══ MATERIAL PROVIDED ══
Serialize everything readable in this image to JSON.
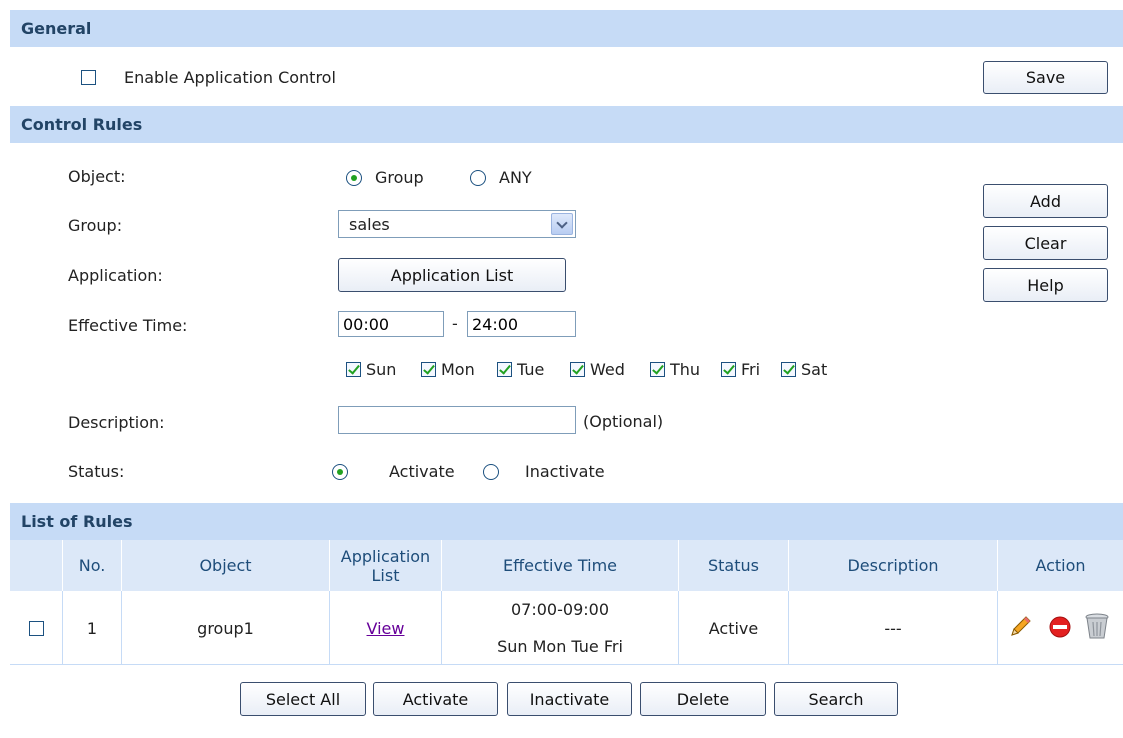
{
  "general": {
    "header": "General",
    "enable_label": "Enable Application Control",
    "save_label": "Save"
  },
  "control_rules": {
    "header": "Control Rules",
    "object_label": "Object:",
    "object_options": [
      "Group",
      "ANY"
    ],
    "object_selected": "Group",
    "group_label": "Group:",
    "group_value": "sales",
    "application_label": "Application:",
    "application_button": "Application List",
    "effective_time_label": "Effective Time:",
    "time_start": "00:00",
    "time_separator": "-",
    "time_end": "24:00",
    "days": [
      {
        "label": "Sun",
        "checked": true
      },
      {
        "label": "Mon",
        "checked": true
      },
      {
        "label": "Tue",
        "checked": true
      },
      {
        "label": "Wed",
        "checked": true
      },
      {
        "label": "Thu",
        "checked": true
      },
      {
        "label": "Fri",
        "checked": true
      },
      {
        "label": "Sat",
        "checked": true
      }
    ],
    "description_label": "Description:",
    "description_value": "",
    "optional_label": "(Optional)",
    "status_label": "Status:",
    "status_options": [
      "Activate",
      "Inactivate"
    ],
    "status_selected": "Activate",
    "add_label": "Add",
    "clear_label": "Clear",
    "help_label": "Help"
  },
  "list_of_rules": {
    "header": "List of Rules",
    "columns": [
      "No.",
      "Object",
      "Application List",
      "Effective Time",
      "Status",
      "Description",
      "Action"
    ],
    "rows": [
      {
        "no": "1",
        "object": "group1",
        "application_list": "View",
        "time": "07:00-09:00",
        "days": "Sun Mon Tue Fri",
        "status": "Active",
        "description": "---"
      }
    ],
    "buttons": {
      "select_all": "Select All",
      "activate": "Activate",
      "inactivate": "Inactivate",
      "delete": "Delete",
      "search": "Search"
    }
  },
  "icons": [
    "pencil-icon",
    "no-entry-icon",
    "trash-icon"
  ],
  "colors": {
    "section_header_bg": "#c6dbf6",
    "header_text": "#224466",
    "check_green": "#21a121",
    "link_purple": "#660099"
  }
}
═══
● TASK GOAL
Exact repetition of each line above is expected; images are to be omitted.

● ANSWER FOR THE TASK
Serialize everything readable in this image to JSON.
{
  "general": {
    "header": "General",
    "enable_label": "Enable Application Control",
    "save_label": "Save"
  },
  "control_rules": {
    "header": "Control Rules",
    "object_label": "Object:",
    "object_options": [
      "Group",
      "ANY"
    ],
    "object_selected": "Group",
    "group_label": "Group:",
    "group_value": "sales",
    "application_label": "Application:",
    "application_button": "Application List",
    "effective_time_label": "Effective Time:",
    "time_start": "00:00",
    "time_separator": "-",
    "time_end": "24:00",
    "days": [
      {
        "label": "Sun",
        "checked": true
      },
      {
        "label": "Mon",
        "checked": true
      },
      {
        "label": "Tue",
        "checked": true
      },
      {
        "label": "Wed",
        "checked": true
      },
      {
        "label": "Thu",
        "checked": true
      },
      {
        "label": "Fri",
        "checked": true
      },
      {
        "label": "Sat",
        "checked": true
      }
    ],
    "description_label": "Description:",
    "description_value": "",
    "optional_label": "(Optional)",
    "status_label": "Status:",
    "status_options": [
      "Activate",
      "Inactivate"
    ],
    "status_selected": "Activate",
    "add_label": "Add",
    "clear_label": "Clear",
    "help_label": "Help"
  },
  "list_of_rules": {
    "header": "List of Rules",
    "columns": [
      "No.",
      "Object",
      "Application List",
      "Effective Time",
      "Status",
      "Description",
      "Action"
    ],
    "rows": [
      {
        "no": "1",
        "object": "group1",
        "application_list": "View",
        "time": "07:00-09:00",
        "days": "Sun Mon Tue Fri",
        "status": "Active",
        "description": "---"
      }
    ],
    "buttons": {
      "select_all": "Select All",
      "activate": "Activate",
      "inactivate": "Inactivate",
      "delete": "Delete",
      "search": "Search"
    }
  },
  "icons": [
    "pencil-icon",
    "no-entry-icon",
    "trash-icon"
  ],
  "colors": {
    "section_header_bg": "#c6dbf6",
    "header_text": "#224466",
    "check_green": "#21a121",
    "link_purple": "#660099"
  }
}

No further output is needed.